It's not far-fetched, though, to think such a scene could be photographed in the United States. For example, mountain goats could scale dams in the U.S. West, according to Jeff Opperman, senior advisor for sustainable hydropower at the U.S.-based nonprofit the Nature Conservancy.

Opperman, who called the Cingino pictures "mind-boggling," pointed out a picture of a Montana mountain goat doing an "incredibly acrobatic stretching maneuver to lick salt" in the November National Geographic magazine (eighth picture in this photo gallery).

"He is wedged up this sheer vertical cliff face, almost doing a yoga pose with four hooves splayed out there," he said. "It's the same concept [with the Italian goats]—these animals can overcome what looks like impossible topography to get what they want."
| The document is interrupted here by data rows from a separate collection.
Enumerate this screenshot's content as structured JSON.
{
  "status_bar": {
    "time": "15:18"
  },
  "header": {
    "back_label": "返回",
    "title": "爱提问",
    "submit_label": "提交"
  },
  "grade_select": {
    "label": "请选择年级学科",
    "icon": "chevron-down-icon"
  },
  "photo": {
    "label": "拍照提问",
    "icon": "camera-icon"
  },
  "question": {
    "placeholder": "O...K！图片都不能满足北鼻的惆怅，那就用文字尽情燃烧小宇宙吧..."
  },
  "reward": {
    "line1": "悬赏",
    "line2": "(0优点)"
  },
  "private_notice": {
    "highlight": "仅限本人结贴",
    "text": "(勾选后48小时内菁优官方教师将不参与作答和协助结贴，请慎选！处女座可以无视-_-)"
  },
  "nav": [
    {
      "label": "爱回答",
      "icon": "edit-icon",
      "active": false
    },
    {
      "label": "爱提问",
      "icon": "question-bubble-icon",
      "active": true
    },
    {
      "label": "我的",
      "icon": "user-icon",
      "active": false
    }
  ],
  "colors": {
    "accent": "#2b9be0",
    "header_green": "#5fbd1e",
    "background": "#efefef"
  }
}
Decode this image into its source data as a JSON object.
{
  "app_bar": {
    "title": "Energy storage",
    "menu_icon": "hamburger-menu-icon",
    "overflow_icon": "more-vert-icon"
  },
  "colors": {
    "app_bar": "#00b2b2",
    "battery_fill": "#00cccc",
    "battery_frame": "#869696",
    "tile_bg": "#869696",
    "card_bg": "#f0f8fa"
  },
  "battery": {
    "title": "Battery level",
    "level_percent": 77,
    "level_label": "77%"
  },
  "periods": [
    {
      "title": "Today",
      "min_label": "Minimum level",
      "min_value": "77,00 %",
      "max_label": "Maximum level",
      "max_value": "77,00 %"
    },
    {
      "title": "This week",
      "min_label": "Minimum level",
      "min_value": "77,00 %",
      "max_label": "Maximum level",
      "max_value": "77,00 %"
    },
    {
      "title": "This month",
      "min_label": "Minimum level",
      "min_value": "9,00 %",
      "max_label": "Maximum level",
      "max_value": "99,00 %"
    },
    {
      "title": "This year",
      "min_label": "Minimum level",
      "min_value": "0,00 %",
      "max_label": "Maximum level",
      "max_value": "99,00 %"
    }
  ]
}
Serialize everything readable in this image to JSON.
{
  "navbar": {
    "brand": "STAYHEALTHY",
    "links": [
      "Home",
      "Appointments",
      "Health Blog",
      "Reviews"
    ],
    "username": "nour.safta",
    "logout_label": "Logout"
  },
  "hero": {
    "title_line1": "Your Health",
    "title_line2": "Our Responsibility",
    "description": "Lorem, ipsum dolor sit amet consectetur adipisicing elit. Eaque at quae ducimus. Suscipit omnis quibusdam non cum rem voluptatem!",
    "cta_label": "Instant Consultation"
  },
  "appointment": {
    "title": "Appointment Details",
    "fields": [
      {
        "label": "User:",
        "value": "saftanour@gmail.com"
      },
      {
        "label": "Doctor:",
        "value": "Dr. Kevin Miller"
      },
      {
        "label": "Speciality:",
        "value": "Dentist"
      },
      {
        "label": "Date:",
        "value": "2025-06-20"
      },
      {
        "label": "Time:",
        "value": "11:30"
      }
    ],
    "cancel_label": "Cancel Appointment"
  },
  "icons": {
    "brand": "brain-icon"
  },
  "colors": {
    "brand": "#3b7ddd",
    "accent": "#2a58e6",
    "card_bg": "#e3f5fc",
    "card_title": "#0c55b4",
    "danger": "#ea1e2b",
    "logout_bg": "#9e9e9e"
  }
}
Opperman cautioned, though, that the Italian dam is rare, in that its rough masonry provides gaps that act as toeholds. The more common, smooth-concrete dams—such as Buffalo Bill Dam— would give goats anywhere in the world trouble, he said.

—Christine Dell'Amore

Photograph by Adriano Migliorati/Caters News

"Mind-Boggling" Pictures: Goats Scale Dam in Italy

Yes, these viral pictures of goats clinging to an impossibly steep rock face are real. Get the facts behind the Internet rumors.

Read This Next

To regrow forests, the U.S. needs many more 'seed hunters'
How Berlin’s club scene is weathering the pandemic
Why you shouldn’t panic over the Omicron variant

Go Further

Subscriber Exclusive Content

Why are people so dang obsessed with Mars?

How viruses shape our world

The era of greyhound racing in the U.S. is coming to an end

See how people have imagined life on Mars through history

See how NASA’s new Mars rover will explore the red planet

Why are people so dang obsessed with Mars?

How viruses shape our world

The era of greyhound racing in the U.S. is coming to an end

See how people have imagined life on Mars through history

See how NASA’s new Mars rover will explore the red planet

Why are people so dang obsessed with Mars?

How viruses shape our world

The era of greyhound racing in the U.S. is coming to an end

See how people have imagined life on Mars through history

See how NASA’s new Mars rover will explore the red planet